Portra 160 exposed at 50, overdeveloped +1 & Ektar 100 exposed at 50, overdeveloped +1 - as these are both color negative film, we can treat them similarly. The overexposure at 1 stop won't actually cause any problem at all. Both of these films easily tolerate that. (Ektar proof: https://www.youtube.com/watch?v=jp4eJvTBjKU | Portra proof: https://petapixel.com/2018/02/05/test-reveals-exposure-limits-kodak-portra-400-film/) However, the overdevelopment will darken the image overall and increase contrast. That combined with the overexposure may compound the issue. In general, feel free to overexpose your color-neg film by a stop but please, develop normally for best results.

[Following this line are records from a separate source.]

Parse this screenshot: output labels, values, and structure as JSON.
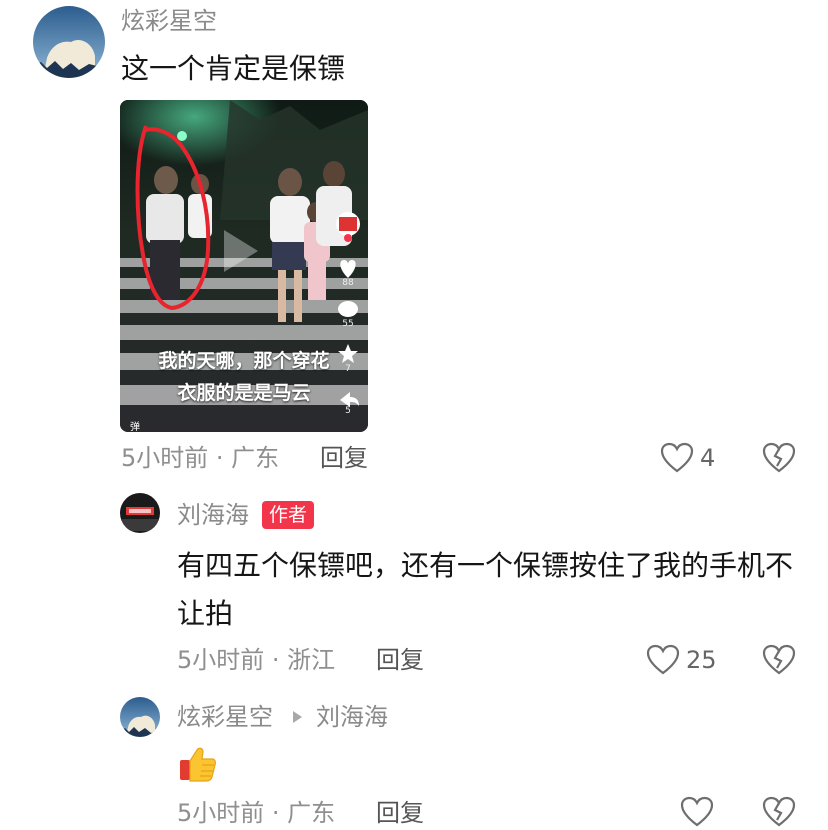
{
  "comments": [
    {
      "username": "炫彩星空",
      "text": "这一个肯定是保镖",
      "time_location": "5小时前 · 广东",
      "reply_label": "回复",
      "like_count": "4",
      "video": {
        "caption_line1": "我的天哪，那个穿花",
        "caption_line2": "衣服的是是马云",
        "side_like_count": "88",
        "side_comment_count": "55",
        "side_fav_count": "7",
        "side_share_count": "5",
        "danmu_label": "弹"
      }
    },
    {
      "username": "刘海海",
      "author_badge": "作者",
      "text": "有四五个保镖吧，还有一个保镖按住了我的手机不让拍",
      "time_location": "5小时前 · 浙江",
      "reply_label": "回复",
      "like_count": "25"
    },
    {
      "username": "炫彩星空",
      "reply_to": "刘海海",
      "text_emoji": "thumbs-up-emoji",
      "time_location": "5小时前 · 广东",
      "reply_label": "回复",
      "like_count": ""
    }
  ],
  "colors": {
    "badge_red": "#f2354a",
    "annotation_red": "#e8242e",
    "meta_gray": "#8f8f8f"
  }
}
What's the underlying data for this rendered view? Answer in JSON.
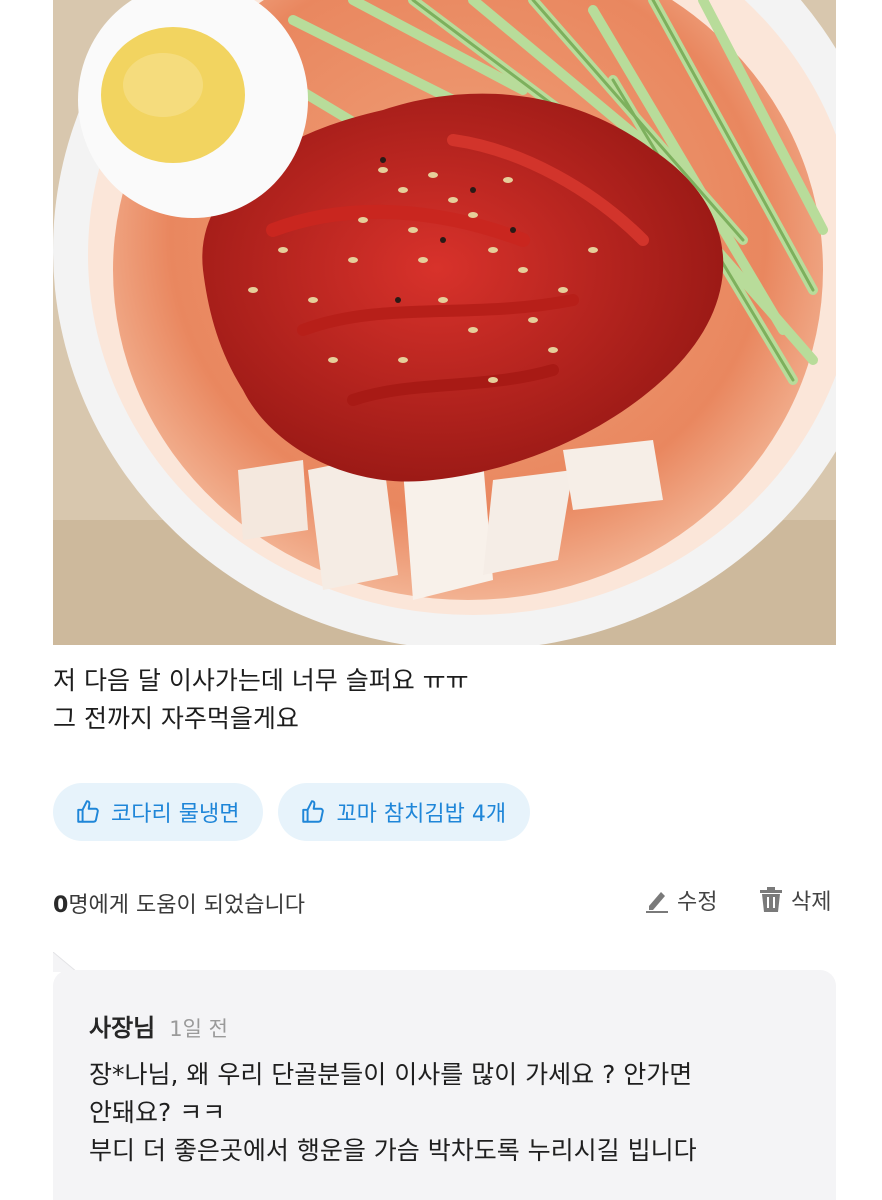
{
  "review": {
    "text": "저 다음 달 이사가는데 너무 슬퍼요 ㅠㅠ\n그 전까지 자주먹을게요"
  },
  "menus": [
    {
      "label": "코다리 물냉면",
      "icon": "thumbs-up-icon"
    },
    {
      "label": "꼬마 참치김밥 4개",
      "icon": "thumbs-up-icon"
    }
  ],
  "helpful": {
    "count": "0",
    "text": "명에게 도움이 되었습니다"
  },
  "actions": {
    "edit": {
      "label": "수정",
      "icon": "pencil-icon"
    },
    "delete": {
      "label": "삭제",
      "icon": "trash-icon"
    }
  },
  "owner_reply": {
    "author": "사장님",
    "time": "1일 전",
    "text": "장*나님, 왜 우리 단골분들이 이사를 많이 가세요 ? 안가면\n안돼요? ㅋㅋ\n부디 더 좋은곳에서 행운을 가슴 박차도록 누리시길 빕니다"
  },
  "colors": {
    "accent": "#1f86d8",
    "chip_bg": "#e7f3fb",
    "reply_bg": "#f4f4f6"
  }
}
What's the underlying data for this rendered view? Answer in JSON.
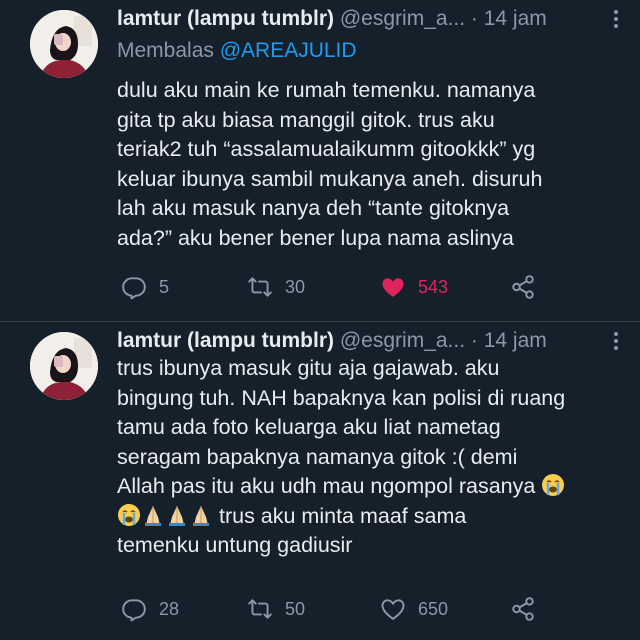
{
  "tweets": [
    {
      "name": "lamtur (lampu tumblr)",
      "handle": "@esgrim_a...",
      "time": "· 14 jam",
      "reply_prefix": "Membalas ",
      "reply_mention": "@AREAJULID",
      "lines": [
        "dulu aku main ke rumah temenku. namanya",
        "gita tp aku biasa manggil gitok. trus aku",
        "teriak2 tuh “assalamualaikumm gitookkk” yg",
        "keluar ibunya sambil mukanya aneh. disuruh",
        "lah aku masuk nanya deh “tante gitoknya",
        "ada?” aku bener bener lupa nama aslinya"
      ],
      "replies": "5",
      "retweets": "30",
      "likes": "543",
      "liked": true
    },
    {
      "name": "lamtur (lampu tumblr)",
      "handle": "@esgrim_a...",
      "time": "· 14 jam",
      "lines": [
        "trus ibunya masuk gitu aja gajawab. aku",
        "bingung tuh. NAH bapaknya kan polisi di ruang",
        "tamu ada foto keluarga aku liat nametag",
        "seragam bapaknya namanya gitok :( demi",
        "Allah pas itu aku udh mau ngompol rasanya",
        "trus aku minta maaf sama",
        "temenku untung gadiusir"
      ],
      "emojis": [
        "loudly-crying-face",
        "loudly-crying-face",
        "folded-hands",
        "folded-hands",
        "folded-hands"
      ],
      "replies": "28",
      "retweets": "50",
      "likes": "650",
      "liked": false
    }
  ],
  "colors": {
    "background": "#15202b",
    "text": "#e7ecf0",
    "secondary": "#8b98a5",
    "link": "#1d9bf0",
    "like": "#e0245e",
    "divider": "#38444d"
  },
  "icons": {
    "reply": "reply-icon",
    "retweet": "retweet-icon",
    "like": "heart-icon",
    "share": "share-icon",
    "more": "more-icon"
  }
}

the textbooks say this is probably a bad idea, I know of one photographer who has beautiful work who commonly rates is ISO film speeds lower to overexpose with both color film and tri-x black and white film... Johnny patience, who can be found online shoots Kodak tri-x 400 at ISO 200 to overexpose at one stop, henan has it over developed one stop and his tri-x shots are some of the most incredible I've ever seen. He even has a blog post on his website about this, along with giving several examples. Here is a post explaining this method http://www.johnnypatience.com/the-zone-system-is-dead/
You will blow out (make white) the highlights significantly. The colors will be difficult, if not impossible, to print correctly at automated labs.
Typical SUC (Single Use Cameras) back in the day had ISO 400 or ISO 800 film, and exposed it as if it were ISO 100. That way when they were used indoors in bad lighting the lab had a chance of printing them.
The cost of 'pushing' film (at least in my lab) used to be about a dollar, and we did it by turning off the motor drive for 30 seconds (I think). So it could be the only roll in the tanks.
I don't think you'll like the results. If you're looking for that glowing, highlighted look that you see sometimes in prints it was more commonly done with slide film and a slightly blurred, over exposed duplicate shot stacked underneath it.